Thanksgiving Dinner In The Hospital After You Have A Baby Can Actually Be Good

If you've ever had a baby, you know that the first meal you eat after childbirth is a really big deal. As in, you're hungrier than you've ever been. So hungry, in fact, that sometimes you don't even care if all there is to eat is hospital food. But what if you’re due on Thanksgiving? How can you manage to have Thanksgiving dinner in the hospital after you have a baby?

Sure, you'll have a lot of other things on your mind. But hey, priorities. And I get it. Childbirth is the hardest thing ever and it makes a girl hungry, okay? Plus, Thanksgiving is supposed to be the greatest holiday ever for pregnant ladies. After hanging in there for nine long months, it doesn't seem fair to be deprived of the feast you deserve. Never mind the fact that this is your first official holiday including the newest family member. Vending machine snacks hardly seem appropriate. Then again, neither does having a fully catered Thanksgiving dinner delivered to the maternity ward. There are bound to be some patients who aren't up to joining the party, after all.

I spoke with Sara Pasciolla, patient care director for labor and delivery and antepartum at New York-Presbyterian and Weill Cornell Medicine, about how to make sure you get the stuffing and gravy you need. Her answer? It doesn't involve the hospital kitchen, for one thing.

“While hospitals have great healthy and delicious food options, patients can always bring in that special meal that they’ve been thinking about," Pasciolla tells Romper in an email.

As for your what your special meal should entail, I also spoke with certified postpartum support practitioner and founder of, Natalie Telyatnikov, who offered examples of some nourishing Thanksgiving favorites that would be perfect for a mom who’s just given birth and might be breastfeeding.

“Thanksgiving is actually an ideal time of year to become a new mother, because the feeling of the season and of a good Thanksgiving meal — one of warmth and coziness — is precisely what a healing new mother needs most, after giving birth,” Telyatnikov tells Romper. She adds that the general rule of thumb is that new moms should eat warming foods: Foods that are warm in temperature and warming to the digestive system. Among her suggestions: “Hot chamomile tea, spiced ciders or cocoas, hot bone broth soups, stews, and slow-cooked or stewed meats (like delicious Thanksgiving turkey), and hot bowls of oatmeal or rice, cooked with ghee, honey, and warming spices like cinnamon, ginger, nutmeg, cloves and molasses.” Another warming Thanksgiving-specific option would be a mashed, roasted sweet potato with cinnamon, and “hot, stewed fruits, (like the inside of a warm apple pie).” Um, yum.

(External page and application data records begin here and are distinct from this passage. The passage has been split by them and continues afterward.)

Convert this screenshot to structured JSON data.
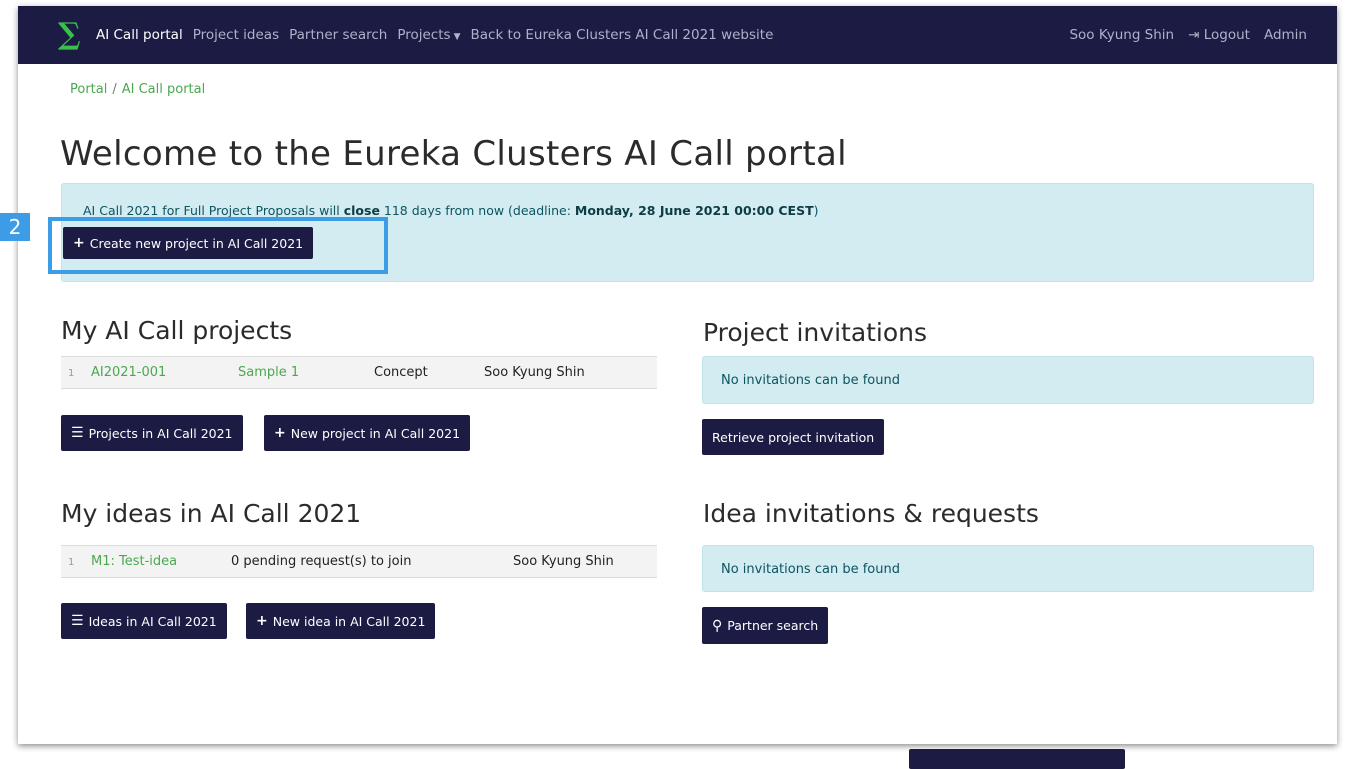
{
  "nav": {
    "brand_icon": "sigma-icon",
    "links": [
      "AI Call portal",
      "Project ideas",
      "Partner search",
      "Projects",
      "Back to Eureka Clusters AI Call 2021 website"
    ],
    "user": "Soo Kyung Shin",
    "logout": "Logout",
    "admin": "Admin"
  },
  "breadcrumb": {
    "root": "Portal",
    "sep": "/",
    "current": "AI Call portal"
  },
  "page_title": "Welcome to the Eureka Clusters AI Call portal",
  "alert": {
    "text_prefix": "AI Call 2021 for Full Project Proposals will ",
    "close_word": "close",
    "text_mid": " 118 days from now (deadline: ",
    "deadline": "Monday, 28 June 2021 00:00 CEST",
    "text_suffix": ")",
    "create_button": "Create new project in AI Call 2021"
  },
  "annotation": {
    "step": "2"
  },
  "my_projects": {
    "title": "My AI Call projects",
    "rows": [
      {
        "index": "1",
        "code": "AI2021-001",
        "name": "Sample 1",
        "status": "Concept",
        "owner": "Soo Kyung Shin"
      }
    ],
    "list_button": "Projects in AI Call 2021",
    "new_button": "New project in AI Call 2021"
  },
  "project_invitations": {
    "title": "Project invitations",
    "empty": "No invitations can be found",
    "retrieve_button": "Retrieve project invitation"
  },
  "my_ideas": {
    "title": "My ideas in AI Call 2021",
    "rows": [
      {
        "index": "1",
        "name": "M1: Test-idea",
        "pending": "0 pending request(s) to join",
        "owner": "Soo Kyung Shin"
      }
    ],
    "list_button": "Ideas in AI Call 2021",
    "new_button": "New idea in AI Call 2021"
  },
  "idea_invitations": {
    "title": "Idea invitations & requests",
    "empty": "No invitations can be found",
    "search_button": "Partner search"
  },
  "colors": {
    "navbar": "#1b1b44",
    "accent_green": "#4aa84f",
    "info_bg": "#d3ecf1",
    "highlight": "#3c9ce5"
  }
}
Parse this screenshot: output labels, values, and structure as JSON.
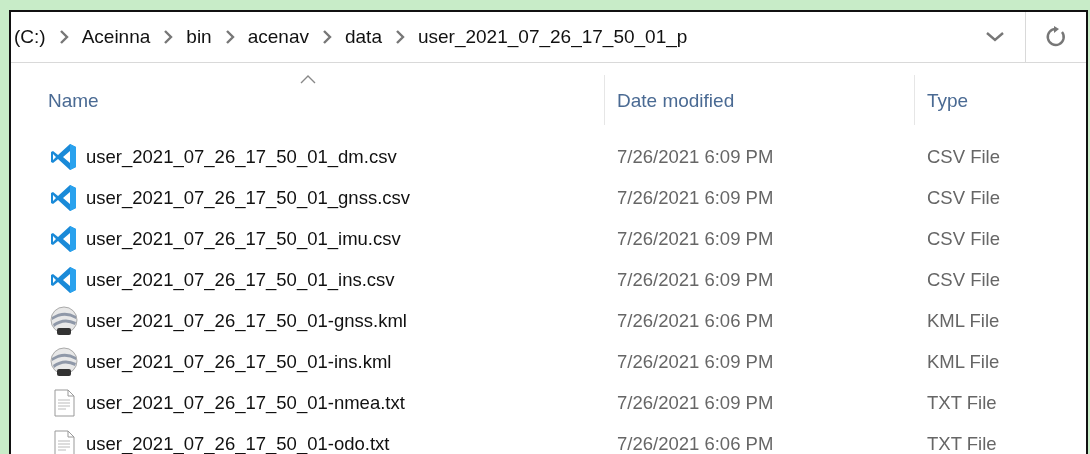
{
  "address_bar": {
    "path": [
      "(C:)",
      "Aceinna",
      "bin",
      "acenav",
      "data",
      "user_2021_07_26_17_50_01_p"
    ]
  },
  "table": {
    "columns": [
      {
        "label": "Name",
        "sorted": true
      },
      {
        "label": "Date modified",
        "sorted": false
      },
      {
        "label": "Type",
        "sorted": false
      }
    ],
    "rows": [
      {
        "kind": "code",
        "name": "user_2021_07_26_17_50_01_dm.csv",
        "date": "7/26/2021 6:09 PM",
        "type": "CSV File"
      },
      {
        "kind": "code",
        "name": "user_2021_07_26_17_50_01_gnss.csv",
        "date": "7/26/2021 6:09 PM",
        "type": "CSV File"
      },
      {
        "kind": "code",
        "name": "user_2021_07_26_17_50_01_imu.csv",
        "date": "7/26/2021 6:09 PM",
        "type": "CSV File"
      },
      {
        "kind": "code",
        "name": "user_2021_07_26_17_50_01_ins.csv",
        "date": "7/26/2021 6:09 PM",
        "type": "CSV File"
      },
      {
        "kind": "globe",
        "name": "user_2021_07_26_17_50_01-gnss.kml",
        "date": "7/26/2021 6:06 PM",
        "type": "KML File"
      },
      {
        "kind": "globe",
        "name": "user_2021_07_26_17_50_01-ins.kml",
        "date": "7/26/2021 6:09 PM",
        "type": "KML File"
      },
      {
        "kind": "text",
        "name": "user_2021_07_26_17_50_01-nmea.txt",
        "date": "7/26/2021 6:09 PM",
        "type": "TXT File"
      },
      {
        "kind": "text",
        "name": "user_2021_07_26_17_50_01-odo.txt",
        "date": "7/26/2021 6:06 PM",
        "type": "TXT File"
      }
    ]
  }
}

Is there a time when you shouldn’t get your Thanksgiving on as a new mom? “Any patients who are in labor are generally not allowed to have anything other than clear liquid diets," Pasciolla warns. "Also, if they are going to be having a c-section performed that day, they will be told by their doctors when they should stop eating their Thanksgiving meal." There might be other medical conditions that would prevent patients from eating, of course, but those are the two main culprits. Generally, if you’ve delivered vaginally, you can typically eat right away; with a C-section, not necessarily (think ice chips and clear liquids at first).

Most hospitals try to be as festive as possible during the holidays, so you may be able to get your special Thanksgiving meal from their menu. If not, it’s always a good idea to have a family member or your partner at the ready to go get you a plate of Thanksgiving fare. You earned it, mama. Congrats and happy Thanksgiving! You have a lot to be grateful for this year.